MR. CHIEF JUSTICE WHITE delivered the opinion of the court.
Upon the ground that the American Locomotive Company, a corporation created under the laws of New York,
The contention of the petitioner is that manifest error was committed in taking jurisdiction on a removal of the cause from the state court of New Hampshire since the proper court, upon the assumption that the case was removable, was the District Court of the United States for the District of New Hampshire and that court alone.
At the threshold, however, we are met by the suggestion that, conceding for the sake of the argument that the lower court erred in refusing to remand and in taking jurisdiction, as such error was susceptible of being reviewed by the regular methods provided by the statute, that is, by certificate and direct review on the question of jurisdiction alone after final judgment, or by review of the Circuit Court of Appeals where allowed if the whole case were taken to that court, or by the exercise by this court of its power to issue a writ of certiorari in a proper case, there is hence no power to substitute the writ of mandamus as a means of reviewing for the express remedial processes created by the statute for such purpose.
It is not disputable that the proposition thus relied upon is well founded and hence absolutely debars us from reviewing by mandamus the action of the court below complained of, whatever may be our conviction as to its clear error, Ex parte Harding, 219 U.S. 363; Ex parte Roe, 234 U.S. 70, unless it be that by some exception the case is taken out of the reach of the control of the cases referred to. It is insisted that this case is such an exceptional one, first, because of the clearly erroneous construction of the statute upon which the court below based its assertion of jurisdiction and the strange result which arose from that construction, that is, the removal of a case pending in the state court of New Hampshire to a district court in the State of New York, and second, because of the grave wrong which would result from forcing the petitioner to
But conceding that the error which the proposition attributes to the ruling below is manifest, the conclusion drawn from the opinion in Ex parte Harding is obviously a mistaken one. Indisputably in that case the court was called upon to consider in a two-fold aspect some contrariety of views manifested in decided cases, first, as to the power to correct an unwarranted exercise of jurisdiction by way of proceedings in mandamus in a case where no method of review of such question was otherwise provided, and second, the right to resort to mandamus in disregard of and as a substitute for express and positive statutory regulations pointing out the method by which such review could be had.

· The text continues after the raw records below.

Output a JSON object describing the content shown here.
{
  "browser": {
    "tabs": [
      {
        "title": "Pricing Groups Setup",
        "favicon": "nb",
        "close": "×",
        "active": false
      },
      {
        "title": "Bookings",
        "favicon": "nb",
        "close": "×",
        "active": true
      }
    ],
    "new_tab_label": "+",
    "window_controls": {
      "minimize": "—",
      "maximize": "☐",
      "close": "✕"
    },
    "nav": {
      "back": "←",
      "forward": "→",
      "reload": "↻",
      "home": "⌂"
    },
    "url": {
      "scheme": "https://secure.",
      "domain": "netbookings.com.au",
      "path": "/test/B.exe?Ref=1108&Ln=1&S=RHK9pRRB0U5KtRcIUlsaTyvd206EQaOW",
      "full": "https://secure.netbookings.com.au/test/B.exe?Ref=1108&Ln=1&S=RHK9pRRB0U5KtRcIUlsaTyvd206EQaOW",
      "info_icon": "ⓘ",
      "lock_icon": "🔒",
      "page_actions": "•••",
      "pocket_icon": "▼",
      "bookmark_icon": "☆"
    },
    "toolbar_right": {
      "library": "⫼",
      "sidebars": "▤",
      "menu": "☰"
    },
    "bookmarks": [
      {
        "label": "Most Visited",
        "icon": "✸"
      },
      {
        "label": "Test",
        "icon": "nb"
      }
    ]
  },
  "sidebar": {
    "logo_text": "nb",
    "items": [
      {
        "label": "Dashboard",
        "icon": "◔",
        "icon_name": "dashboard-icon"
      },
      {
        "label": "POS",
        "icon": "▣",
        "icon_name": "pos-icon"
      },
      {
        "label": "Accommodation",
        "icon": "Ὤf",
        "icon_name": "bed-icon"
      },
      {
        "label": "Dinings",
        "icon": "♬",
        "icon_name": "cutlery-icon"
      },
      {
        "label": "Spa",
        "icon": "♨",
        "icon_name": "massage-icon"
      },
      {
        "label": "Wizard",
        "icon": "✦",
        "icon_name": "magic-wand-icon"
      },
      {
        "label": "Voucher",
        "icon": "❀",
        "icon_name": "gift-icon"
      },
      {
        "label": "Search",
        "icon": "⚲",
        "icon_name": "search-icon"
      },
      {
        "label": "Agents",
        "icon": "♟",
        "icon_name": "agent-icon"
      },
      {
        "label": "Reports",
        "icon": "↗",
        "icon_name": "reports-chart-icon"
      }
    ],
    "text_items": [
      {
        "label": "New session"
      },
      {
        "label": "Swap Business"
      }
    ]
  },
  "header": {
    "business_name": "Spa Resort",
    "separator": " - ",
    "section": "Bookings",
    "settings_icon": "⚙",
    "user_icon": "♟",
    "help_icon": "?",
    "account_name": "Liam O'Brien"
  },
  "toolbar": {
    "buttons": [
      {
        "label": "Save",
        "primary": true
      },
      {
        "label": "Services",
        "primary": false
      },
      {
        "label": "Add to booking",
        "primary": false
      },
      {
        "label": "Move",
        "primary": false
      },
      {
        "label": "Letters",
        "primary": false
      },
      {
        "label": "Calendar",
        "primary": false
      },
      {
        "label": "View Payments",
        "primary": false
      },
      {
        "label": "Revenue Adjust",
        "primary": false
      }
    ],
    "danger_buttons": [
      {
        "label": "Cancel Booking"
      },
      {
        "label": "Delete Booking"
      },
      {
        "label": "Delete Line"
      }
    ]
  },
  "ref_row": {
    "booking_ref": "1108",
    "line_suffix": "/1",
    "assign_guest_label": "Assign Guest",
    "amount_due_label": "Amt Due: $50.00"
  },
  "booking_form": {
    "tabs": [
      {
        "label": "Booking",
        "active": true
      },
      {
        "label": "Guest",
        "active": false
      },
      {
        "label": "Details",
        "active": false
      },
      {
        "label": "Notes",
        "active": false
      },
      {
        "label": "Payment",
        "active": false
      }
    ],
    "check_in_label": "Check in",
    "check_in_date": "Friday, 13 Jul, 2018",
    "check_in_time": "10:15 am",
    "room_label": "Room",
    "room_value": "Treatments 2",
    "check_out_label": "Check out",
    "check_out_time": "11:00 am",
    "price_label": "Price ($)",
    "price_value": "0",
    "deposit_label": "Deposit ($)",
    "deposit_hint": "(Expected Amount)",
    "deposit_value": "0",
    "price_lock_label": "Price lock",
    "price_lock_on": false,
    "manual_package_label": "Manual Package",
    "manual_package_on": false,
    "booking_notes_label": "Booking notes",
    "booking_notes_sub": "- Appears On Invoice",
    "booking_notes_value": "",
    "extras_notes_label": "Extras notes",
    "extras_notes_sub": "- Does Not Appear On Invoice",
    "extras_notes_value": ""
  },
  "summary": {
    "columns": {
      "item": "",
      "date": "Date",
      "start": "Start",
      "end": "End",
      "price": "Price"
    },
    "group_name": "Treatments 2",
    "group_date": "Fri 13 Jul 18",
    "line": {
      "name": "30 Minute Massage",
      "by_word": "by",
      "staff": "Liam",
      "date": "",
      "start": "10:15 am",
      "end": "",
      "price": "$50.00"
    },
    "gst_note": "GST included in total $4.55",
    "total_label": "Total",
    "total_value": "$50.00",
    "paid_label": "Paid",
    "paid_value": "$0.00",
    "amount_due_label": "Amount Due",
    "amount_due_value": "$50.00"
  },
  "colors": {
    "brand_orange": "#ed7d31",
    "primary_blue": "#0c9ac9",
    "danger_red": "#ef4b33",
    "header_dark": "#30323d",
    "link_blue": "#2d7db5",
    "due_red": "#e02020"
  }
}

Bearing this in mind, it is plain that the language relied upon in Ex parte Harding related to the first class and established the doctrine that even in a case where no means of review were provided by statute, the writ of mandamus could be used only in exceptional cases calling for an exceptional remedy. But this did not in the slightest degree qualify or limit the comprehensive rule which was established as to the second class to the effect that, where statutory methods of review of questions of jurisdiction were provided for, they could not be disregarded, and therefore that there was no power to override the statutory provisions by resorting to the writ of mandamus. And the whole subject will be made
Indeed, when the situation dealt with in Ex parte Harding is taken into view, it becomes apparent that the confusion and conflict which had imperceptibly arisen from obscuring the lines dividing the statutory methods for review of questions of jurisdiction and the effort to review them by the writ of mandamus which was corrected by the decision in that case would be recreated by now permitting a resort to the writ of mandamus in this case. And this also makes clear that however grave may be the inconvenience arising in this particular case from the construction which the court gave to the statute and upon which it based its assertion of jurisdiction, greater inconvenience in many other cases would necessarily come from now departing from the established rule and reviewing the action of the court by resort to a writ of mandamus instead of leaving the correction of the error to the orderly methods of review established by law.